Working as a school-based therapist is rewarding but can also be a challenge. It’s not always easy to keep students interested. Getting students engaged in therapy is half the battle. That’s where technology and apps may help.
Although you don’t want to rely solely on screen time, certain apps can be useful. Integrating various therapy apps into your treatments sessions can increase participation, interest and make therapy something kids enjoy.
Apps for kids with special needs can help students participate in self-directed play and develop life skills. They can also promote a variety of skills, such as motor, visual perception, and sensory skills. Specific apps also help you work with students on math skills, writing, and social skills.
One of the benefits of using apps is therapy can feel like a game, which helps keep a student’s attention. Since many of the apps are free or low cost, students may also be able to download them on home devices to reinforce what they worked on during therapy sessions. With the large variety of apps available, there is something for students of all ages and abilities. Consider the following:
If you’re working on visual skills with a student, Scribble Press may be helpful. Kids fill in the blanks on different templates to create their own book. There are different categories of books to choose from, such as humor and fantasy or kids can make up their own theme. After writing the text, kids draw pictures to go with their story.
My Little Suitcase is an app that helps with visual perception skills. If you’re working with a small group, the app allows four players at the same time. It’s a simple memory game. Students find matches for items they would pack in a suitcase. At the end of the game, kids guess where they are traveling based on what they packed.
Improving writing skills is often a goal for school-based occupational therapists. Little Writer is an app that promotes writing and fine motor skills. Students trace letters, shapes, and numbers, and are provided with visual and auditory feedback to let them know when they use correct formation.
Ready to Print is an app that may work well for school-based therapists. It’s great for preschoolers, but can be used with school-age kids as well. It helps work on fine motor skills and visual perception. It also builds a foundation for writing. There are various activities for kids of all ability levels. Students can complete mazes, connect the dots, or do simple activities, such as touching targets.
Put it Away is an app that helps teach students how to clean their room and put things back where they belong. It promotes independence.
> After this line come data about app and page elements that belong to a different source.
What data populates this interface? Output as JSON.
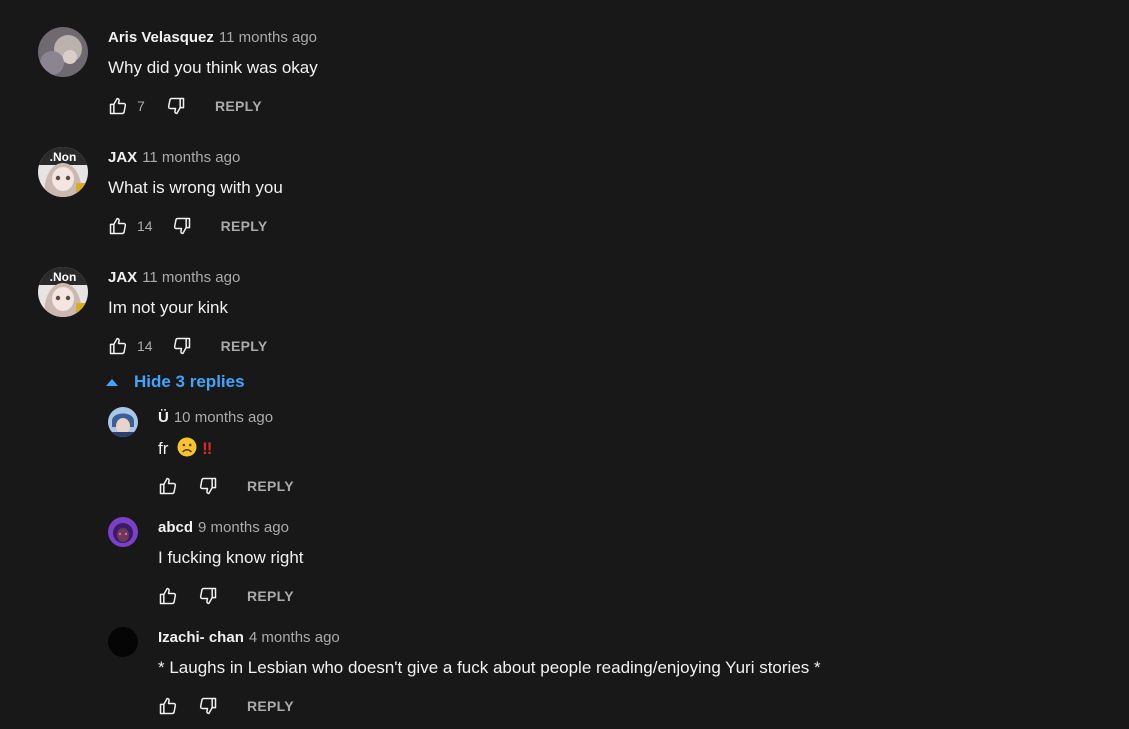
{
  "comments": [
    {
      "author": "Aris Velasquez",
      "time": "11 months ago",
      "text": "Why did you think was okay",
      "likes": "7",
      "reply_label": "REPLY"
    },
    {
      "author": "JAX",
      "time": "11 months ago",
      "text": "What is wrong with you",
      "likes": "14",
      "reply_label": "REPLY",
      "avatar_text": ".Non"
    },
    {
      "author": "JAX",
      "time": "11 months ago",
      "text": "Im not your kink",
      "likes": "14",
      "reply_label": "REPLY",
      "avatar_text": ".Non"
    }
  ],
  "replies_toggle": {
    "label": "Hide 3 replies"
  },
  "replies": [
    {
      "author": "Ü",
      "time": "10 months ago",
      "text": "fr",
      "emoji": [
        "frowning-face",
        "double-exclamation"
      ],
      "bang": "‼",
      "likes": "",
      "reply_label": "REPLY"
    },
    {
      "author": "abcd",
      "time": "9 months ago",
      "text": "I fucking know right",
      "likes": "",
      "reply_label": "REPLY"
    },
    {
      "author": "Izachi- chan",
      "time": "4 months ago",
      "text": "* Laughs in Lesbian who doesn't give a fuck about people reading/enjoying Yuri stories *",
      "likes": "",
      "reply_label": "REPLY"
    }
  ],
  "colors": {
    "background": "#181818",
    "text": "#f1f1f1",
    "secondary": "#aaaaaa",
    "link": "#3ea6ff"
  }
}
Kids drag objects from one location to where they should be put away. It teaches students how to organize items and associate where certain things belong. You can customize the app with pictures of a student’s home environment to make it more effective.